The application of this study to tilapia management is not entirely clear. Most rapid growth and highest survival occurred at 3 fish/m2. Since increased densities required more feed to achieve the same yield, culture at these densities was inefficient. However, feed conversion values were not signifi-cantly different among treatments, contradicting the former statement. The optimal feeding system at present appears to be with tilapia at 3/m2. The combined application of feed and fertilizer remains an important tool, as even at 9 fish/m2 with intensive feeding, water quality remained high. However, the enhanced chlorophyll a levels which occurred in heavily fed ponds appeared to result from surplus phosphorus in the water, and may indicate that further fine-tuning of fertilizer balance may be necessary at high feeding rates.

 

Literature Cited

American Public Health Association (APHA). 1980. Standard methods for the examination of water and waste water. Fifteenth Edition, Washington, D.C.,1134 pp.

Diana, J.S., D.D. Dettweiler, and C.K. Lin. 1991a. Effect of Nile tilapia (Oreochromis niloticus) on the ecosystem of aquaculture ponds, and its significance to the trophic cascade hypothesis. Canadian Journal of Fisheries and Aquatic Sciences 48:183-190.

Diana, J.S., C.K. Lin, and P.J. Schneeberger. 1991b. Relationships among nutrient inputs, water nutrient concentrations, primary production, and yield of Oreochromis niloticus in ponds. Aquaculture 92:323-341.

Diana, J.S., C.K. Lin, and K. Jaiyen. 1994. Supplemental feeding of tilapia in fertilized ponds. Journal of the World Aquaculture Society 25:497-506.

Diana, J.S., C. K. Lin, and Y. Yi. 1995. Timing of supplemental feeding for tilapia production. Journal of the World Aquaculture Society (submitted).

Egna, H.S., N. Brown, and M. Leslie. 1987. General reference: site descriptions, material and methods for the global experiment.
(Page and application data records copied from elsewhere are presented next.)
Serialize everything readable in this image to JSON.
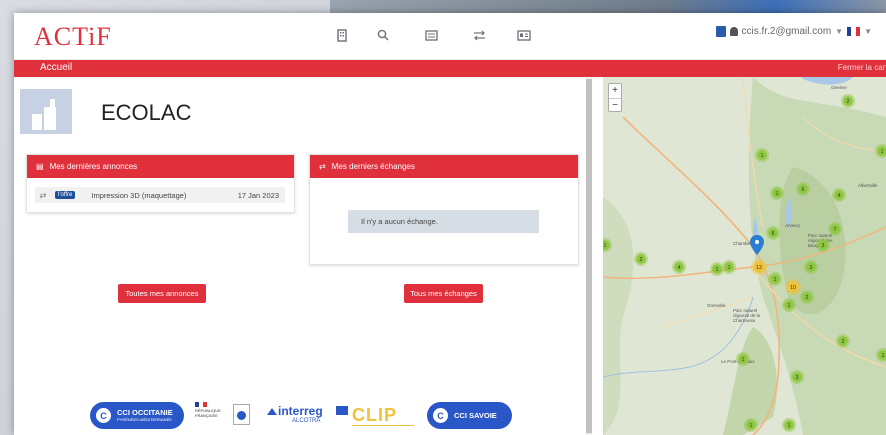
{
  "header": {
    "logo": "ACTiF",
    "user_email": "ccis.fr.2@gmail.com",
    "nav_icons": [
      "building-icon",
      "search-icon",
      "list-icon",
      "exchange-icon",
      "id-card-icon"
    ]
  },
  "breadcrumb": {
    "home": "Accueil",
    "close_map": "Fermer la carte"
  },
  "company": {
    "name": "ECOLAC"
  },
  "ads_panel": {
    "title": "Mes dernières annonces",
    "items": [
      {
        "badge": "l'offre",
        "title": "Impression 3D (maquettage)",
        "date": "17 Jan 2023"
      }
    ],
    "button": "Toutes mes annonces"
  },
  "exchanges_panel": {
    "title": "Mes derniers échanges",
    "empty_message": "Il n'y a aucun échange.",
    "button": "Tous mes échanges"
  },
  "footer_logos": {
    "cci_occitanie": "CCI OCCITANIE",
    "cci_occitanie_sub": "PYRÉNÉES-MÉDITERRANÉE",
    "republique": "RÉPUBLIQUE FRANÇAISE",
    "interreg": "interreg",
    "alcotra": "ALCOTRA",
    "clip": "CLIP",
    "cci_savoie": "CCI SAVOIE"
  },
  "map": {
    "clusters": [
      {
        "label": "2"
      },
      {
        "label": "1"
      },
      {
        "label": "1"
      },
      {
        "label": "1"
      },
      {
        "label": "6"
      },
      {
        "label": "4"
      },
      {
        "label": "7"
      },
      {
        "label": "3"
      },
      {
        "label": "6"
      },
      {
        "label": "1"
      },
      {
        "label": "2"
      },
      {
        "label": "4"
      },
      {
        "label": "1"
      },
      {
        "label": "1"
      },
      {
        "label": "13"
      },
      {
        "label": "1"
      },
      {
        "label": "3"
      },
      {
        "label": "10"
      },
      {
        "label": "2"
      },
      {
        "label": "1"
      },
      {
        "label": "2"
      },
      {
        "label": "1"
      },
      {
        "label": "3"
      },
      {
        "label": "1"
      },
      {
        "label": "1"
      },
      {
        "label": "1"
      }
    ],
    "place_labels": [
      "Genève",
      "Annecy",
      "Chambéry",
      "Grenoble",
      "Albertville",
      "Parc naturel régional des Bauges",
      "Parc naturel régional de la Chartreuse",
      "Le Pont-de-Claix"
    ]
  },
  "colors": {
    "brand_red": "#e0303c",
    "badge_blue": "#1e4f9a",
    "cluster_green": "#8dc63f",
    "cluster_yellow": "#f0c23a"
  }
}
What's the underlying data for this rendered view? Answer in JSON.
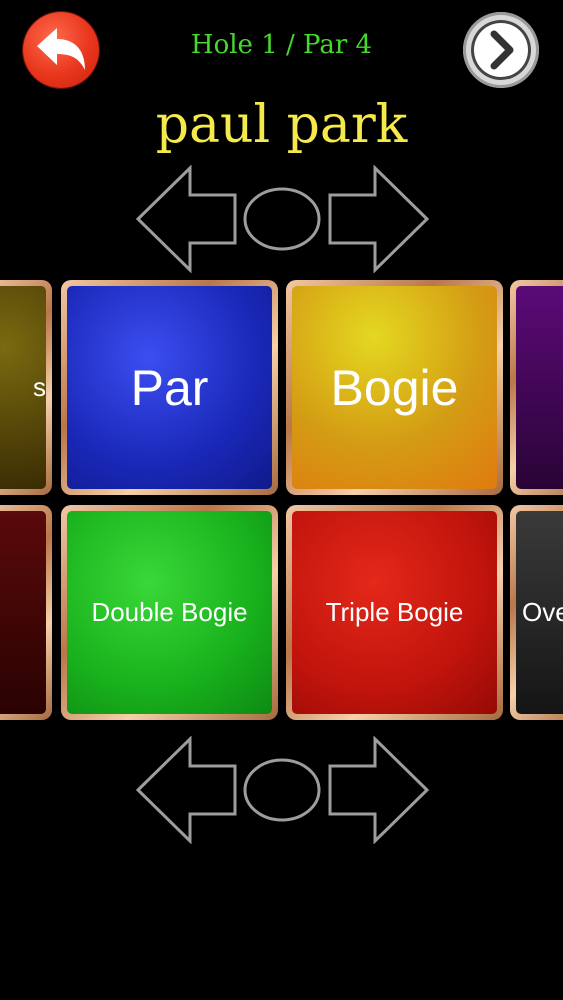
{
  "header": {
    "hole_label": "Hole 1 / Par 4",
    "player_name": "paul park"
  },
  "icons": {
    "back": "back-arrow-icon",
    "next": "chevron-right-icon"
  },
  "tiles": {
    "row1": [
      {
        "label": "s",
        "color": "#5a4a08"
      },
      {
        "label": "Par",
        "color": "#1f2fcf"
      },
      {
        "label": "Bogie",
        "color": "#d8b010"
      },
      {
        "label": "",
        "color": "#4a0a5c"
      }
    ],
    "row2": [
      {
        "label": "",
        "color": "#4a0808"
      },
      {
        "label": "Double Bogie",
        "color": "#1cb520"
      },
      {
        "label": "Triple Bogie",
        "color": "#c81a10"
      },
      {
        "label": "Ove",
        "color": "#2a2a2a"
      }
    ]
  }
}
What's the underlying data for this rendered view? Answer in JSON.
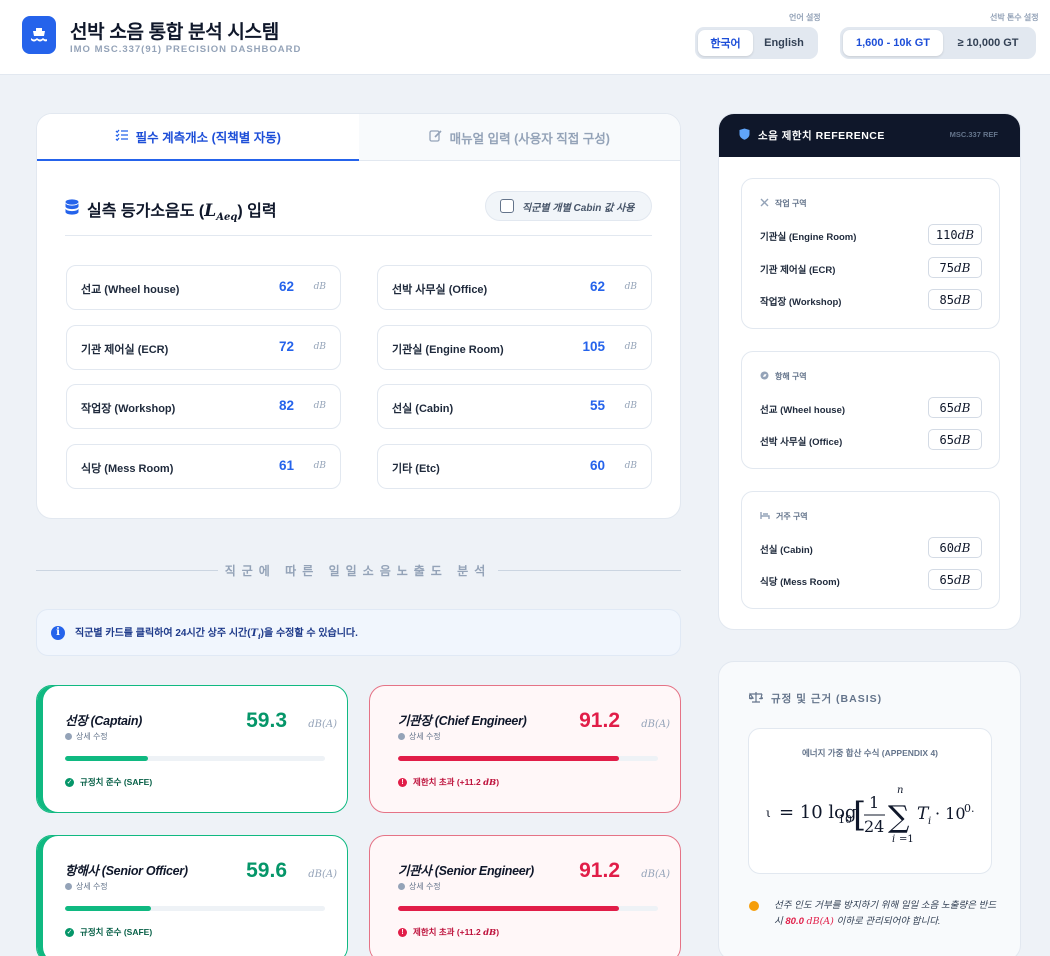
{
  "header": {
    "title": "선박 소음 통합 분석 시스템",
    "subtitle": "IMO MSC.337(91) PRECISION DASHBOARD",
    "language_label": "언어 설정",
    "languages": [
      "한국어",
      "English"
    ],
    "tonnage_label": "선박 톤수 설정",
    "tonnages": [
      "1,600 - 10k GT",
      "≥ 10,000 GT"
    ]
  },
  "input_card": {
    "tabs": [
      "필수 계측개소 (직책별 자동)",
      "매뉴얼 입력 (사용자 직접 구성)"
    ],
    "title_pre": "실측 등가소음도 (",
    "title_sym": "L",
    "title_sub": "Aeq",
    "title_post": ") 입력",
    "cabin_toggle": "직군별 개별 Cabin 값 사용",
    "unit": "dB",
    "fields": [
      {
        "label": "선교 (Wheel house)",
        "value": "62"
      },
      {
        "label": "선박 사무실 (Office)",
        "value": "62"
      },
      {
        "label": "기관 제어실 (ECR)",
        "value": "72"
      },
      {
        "label": "기관실 (Engine Room)",
        "value": "105"
      },
      {
        "label": "작업장 (Workshop)",
        "value": "82"
      },
      {
        "label": "선실 (Cabin)",
        "value": "55"
      },
      {
        "label": "식당 (Mess Room)",
        "value": "61"
      },
      {
        "label": "기타 (Etc)",
        "value": "60"
      }
    ]
  },
  "exposure": {
    "section_title": "직군에 따른 일일소음노출도 분석",
    "info_pre": "직군별 카드를 클릭하여 24시간 상주 시간(",
    "info_sym": "T",
    "info_sub": "i",
    "info_post": ")을 수정할 수 있습니다.",
    "edit_label": "상세 수정",
    "unit": "dB(A)",
    "crews": [
      {
        "name": "선장 (Captain)",
        "value": "59.3",
        "fill": 0.32,
        "status": "규정치 준수 (SAFE)",
        "state": "safe"
      },
      {
        "name": "기관장 (Chief Engineer)",
        "value": "91.2",
        "fill": 0.85,
        "status": "제한치 초과 (+11.2 ",
        "status_unit": "dB",
        "status_post": ")",
        "state": "bad"
      },
      {
        "name": "항해사 (Senior Officer)",
        "value": "59.6",
        "fill": 0.33,
        "status": "규정치 준수 (SAFE)",
        "state": "safe"
      },
      {
        "name": "기관사 (Senior Engineer)",
        "value": "91.2",
        "fill": 0.85,
        "status": "제한치 초과 (+11.2 ",
        "status_unit": "dB",
        "status_post": ")",
        "state": "bad"
      }
    ]
  },
  "reference": {
    "title": "소음 제한치 REFERENCE",
    "tag": "MSC.337 REF",
    "unit": "dB",
    "groups": [
      {
        "name": "작업 구역",
        "icon": "tools-icon",
        "rows": [
          {
            "label": "기관실 (Engine Room)",
            "value": "110"
          },
          {
            "label": "기관 제어실 (ECR)",
            "value": "75"
          },
          {
            "label": "작업장 (Workshop)",
            "value": "85"
          }
        ]
      },
      {
        "name": "항해 구역",
        "icon": "compass-icon",
        "rows": [
          {
            "label": "선교 (Wheel house)",
            "value": "65"
          },
          {
            "label": "선박 사무실 (Office)",
            "value": "65"
          }
        ]
      },
      {
        "name": "거주 구역",
        "icon": "bed-icon",
        "rows": [
          {
            "label": "선실 (Cabin)",
            "value": "60"
          },
          {
            "label": "식당 (Mess Room)",
            "value": "65"
          }
        ]
      }
    ]
  },
  "basis": {
    "title": "규정 및 근거 (BASIS)",
    "formula_title": "에너지 가중 합산 수식 (APPENDIX 4)",
    "note_pre": "선주 인도 거부를 방지하기 위해 일일 소음 노출량은 반드시 ",
    "note_value": "80.0",
    "note_unit": "dB(A)",
    "note_post": " 이하로 관리되어야 합니다."
  },
  "colors": {
    "accent": "#2563eb",
    "safe": "#10b981",
    "danger": "#e11d48",
    "dark": "#0f172a"
  }
}
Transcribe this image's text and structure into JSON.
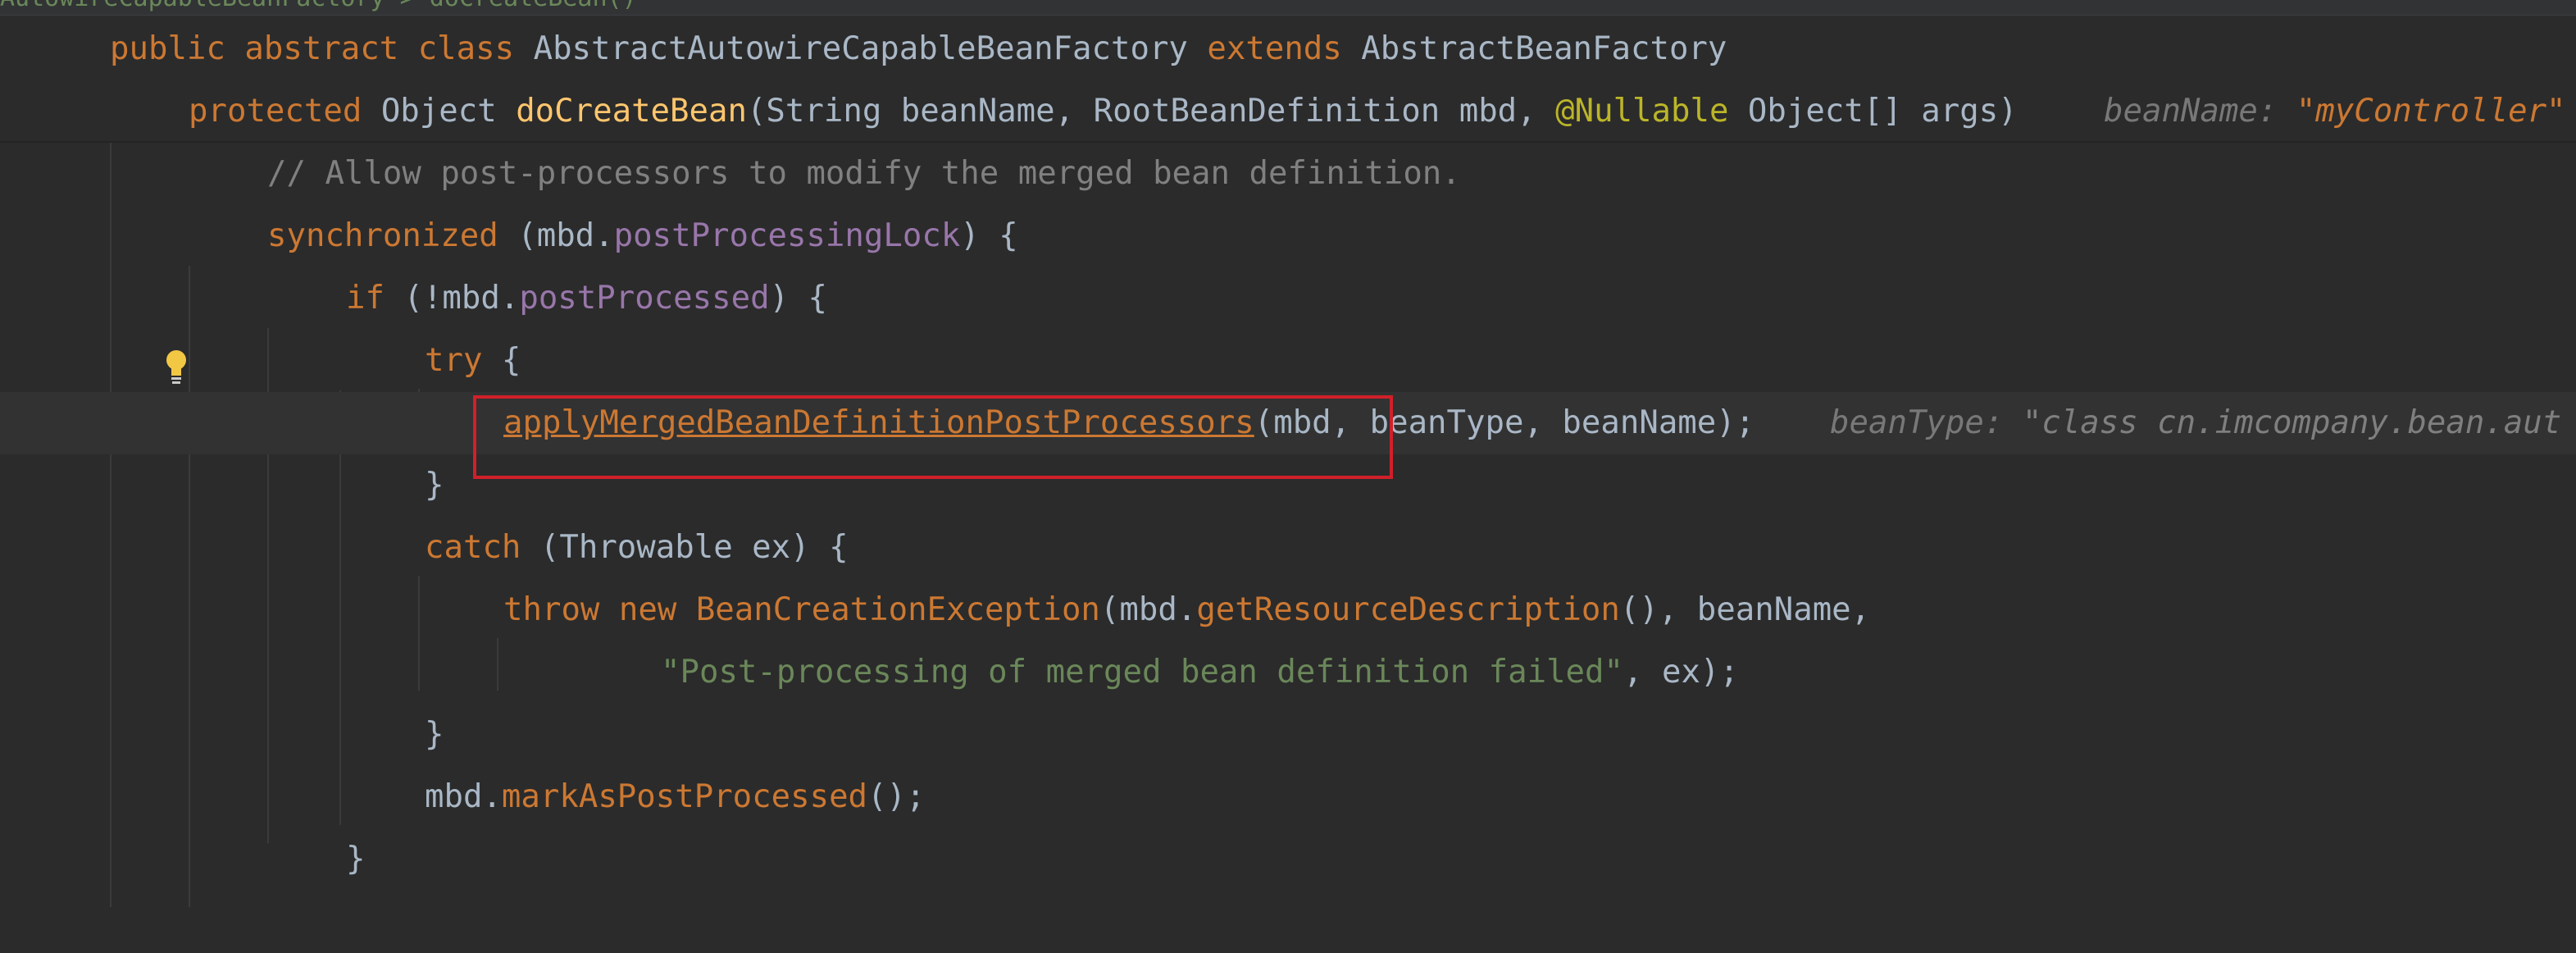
{
  "breadcrumb": "AutowireCapableBeanFactory  >  doCreateBean()",
  "colors": {
    "keyword": "#cc7832",
    "method": "#ffc66d",
    "field": "#9876aa",
    "string": "#6a8759",
    "comment": "#808080",
    "annotation": "#bbb529",
    "highlight_box": "#d0202a"
  },
  "code": {
    "l1": {
      "kw1": "public",
      "kw2": "abstract",
      "kw3": "class",
      "name": "AbstractAutowireCapableBeanFactory",
      "kw4": "extends",
      "parent": "AbstractBeanFactory"
    },
    "l2": {
      "kw": "protected",
      "type": "Object",
      "method": "doCreateBean",
      "params_a": "(String beanName, RootBeanDefinition mbd, ",
      "annotation": "@Nullable",
      "params_b": " Object[] args)",
      "inlay_label": "beanName: ",
      "inlay_value": "\"myController\""
    },
    "l3": {
      "comment": "// Allow post-processors to modify the merged bean definition."
    },
    "l4": {
      "kw": "synchronized",
      "a": " (mbd.",
      "field": "postProcessingLock",
      "b": ") {"
    },
    "l5": {
      "kw": "if",
      "a": " (!mbd.",
      "field": "postProcessed",
      "b": ") {"
    },
    "l6": {
      "kw": "try",
      "a": " {"
    },
    "l7": {
      "method": "applyMergedBeanDefinitionPostProcessors",
      "args": "(mbd, beanType, beanName);",
      "inlay_label": "beanType: ",
      "inlay_value": "\"class cn.imcompany.bean.aut"
    },
    "l8": {
      "text": "}"
    },
    "l9": {
      "kw": "catch",
      "a": " (Throwable ex) {"
    },
    "l10": {
      "kw1": "throw",
      "kw2": "new",
      "cls": "BeanCreationException",
      "a": "(mbd.",
      "method": "getResourceDescription",
      "b": "(), beanName,"
    },
    "l11": {
      "str": "\"Post-processing of merged bean definition failed\"",
      "a": ", ex);"
    },
    "l12": {
      "text": "}"
    },
    "l13": {
      "a": "mbd.",
      "method": "markAsPostProcessed",
      "b": "();"
    },
    "l14": {
      "text": "}"
    }
  }
}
Pond Dynamics/Aquaculture Collaborative Research Data Reports, Volume 1. Oregon State University, Corvallis, Oregon. 84 pp.

Green, B.W. 1992. Substitution of organic manure for pelleted feed in tilapia production. Aquaculture 101:213-222.

Knud-Hansen, C.F., C.D. McNabb, and T.R. Batterson. 1991. Application of limnology for efficient nutrient utilization in tropical pond aquaculture. Proceedings of the International Association of Theoretical and Applied Limnologists 24:2541-2543.

Piedrahita, R.H. 1988. Introduction to computer modeling of aquaculture pond ecosystems. Aquaculture and Fisheries Management 19:1-12.

Wilkinson, L. 1990. SYSTAT: The system for statistics. SYSTAT, Inc., Evanston, Illinois.